Initially, no one liked the Play-offs. They were regarded as unfair. If you finish above someone else then you should be promoted, ran the argument.

But they have tagged on so much excitement to the fag end of the season. Before them, a season abruptly stopped. Now, most can find some sort of interest in this end-of-season lottery and you get lots of neutrals who absolutely love ’em - particularly dramatic second legs and then all the emotion of the Wembley denoument.

And, of course, you are guaranteed the cliched shots towards the end of a game as the cameras seek out glum faces of the losing fans, hopefully homing in on some tearful kid. Yes, there’ll be one somewhere.

Anyway, as it’s the end, time to recall one of my favourite stories from the season. It concerns a leading referee, although not one of our local ones. It shows how you need a bit of help and a spot of luck.

The ref in question, having got himself into not the best position, had to adjudicate on a borderline penalty decision - not least, was it inside the area?

He thought it was, checked with his assistant who agreed. A penalty it was. As it was also the denial of a goalscoring opportunity, it was a red card too. Then came the snag. Which defender was it?

Two defenders, who looked very similar, were very close indeed to the attacker and, of course, players move around after the incident.

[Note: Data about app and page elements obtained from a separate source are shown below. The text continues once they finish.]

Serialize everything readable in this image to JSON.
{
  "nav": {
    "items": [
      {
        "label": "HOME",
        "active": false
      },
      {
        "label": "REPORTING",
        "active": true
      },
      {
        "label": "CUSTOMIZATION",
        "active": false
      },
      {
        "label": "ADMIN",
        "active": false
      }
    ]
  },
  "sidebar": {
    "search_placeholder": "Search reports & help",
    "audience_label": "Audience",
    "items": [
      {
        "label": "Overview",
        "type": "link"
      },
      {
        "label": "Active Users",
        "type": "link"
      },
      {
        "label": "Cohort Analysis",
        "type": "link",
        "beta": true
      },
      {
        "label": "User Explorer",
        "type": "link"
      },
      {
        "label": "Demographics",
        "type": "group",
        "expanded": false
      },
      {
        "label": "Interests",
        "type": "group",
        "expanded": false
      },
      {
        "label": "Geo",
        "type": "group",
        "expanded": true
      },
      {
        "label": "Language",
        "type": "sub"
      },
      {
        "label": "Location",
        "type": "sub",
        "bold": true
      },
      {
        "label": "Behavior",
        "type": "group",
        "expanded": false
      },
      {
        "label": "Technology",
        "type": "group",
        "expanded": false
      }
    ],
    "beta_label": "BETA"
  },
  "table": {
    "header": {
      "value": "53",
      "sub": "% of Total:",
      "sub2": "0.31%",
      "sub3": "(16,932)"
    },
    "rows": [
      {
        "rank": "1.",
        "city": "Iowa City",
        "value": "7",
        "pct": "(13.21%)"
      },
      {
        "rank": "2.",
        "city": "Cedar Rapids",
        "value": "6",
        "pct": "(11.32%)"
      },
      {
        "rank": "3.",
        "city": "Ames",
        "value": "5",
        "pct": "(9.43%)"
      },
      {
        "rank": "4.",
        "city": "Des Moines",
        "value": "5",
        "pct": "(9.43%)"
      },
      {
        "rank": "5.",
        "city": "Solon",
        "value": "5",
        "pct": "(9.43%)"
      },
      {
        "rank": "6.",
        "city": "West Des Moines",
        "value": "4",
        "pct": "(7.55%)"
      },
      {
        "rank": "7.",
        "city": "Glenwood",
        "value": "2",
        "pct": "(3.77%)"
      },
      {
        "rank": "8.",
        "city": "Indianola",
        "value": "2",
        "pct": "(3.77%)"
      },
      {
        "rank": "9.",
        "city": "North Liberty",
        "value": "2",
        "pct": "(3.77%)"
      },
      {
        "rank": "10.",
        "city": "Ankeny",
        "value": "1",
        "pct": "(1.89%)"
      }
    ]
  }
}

He wasn’t sure which one it was.

He checked with his assistant who couldn’t help him either.

So, he had a problem. A big problem. But before he could extricate himself - or land himself in hot water by red-carding the wrong man - the big centre-half came towards him.

“Ref, I never touched him,” he said.

“Oh yes you did,” replied the ref, most relieved that the player had just inadvertently identified himself. And up went the red card.

Hopefully there’ll be no red cards in any Wembley games this weekend which will see me reporting my final Millers game some 45 years on from the first one, a cold February day at Watford when it was one of only four games played across a country entirely blanketed with snow.

It’s a fair old place to finish, at which point I’d like to deeply thank everyone for their kind wishes this week and to Rotherham United for their totally unexpected gestures last week.

Firstly, there was the huge honour and privilege of them naming the club’s Press room after me (do I get to pop a few pot plants in there and stick up a few pictures?) and then there was Tony Stewart’s presentation (pitchside in front of a full house, wow!) of a framed, signed Millers shirt which I shall treasure.

I never, ever expected anything like that.

I’m sure you can guess what I had in my throat at various times.

I just hope, for the magnificent chairman, super staff, marvellous players and fantastic fans that my last report will be a winning one!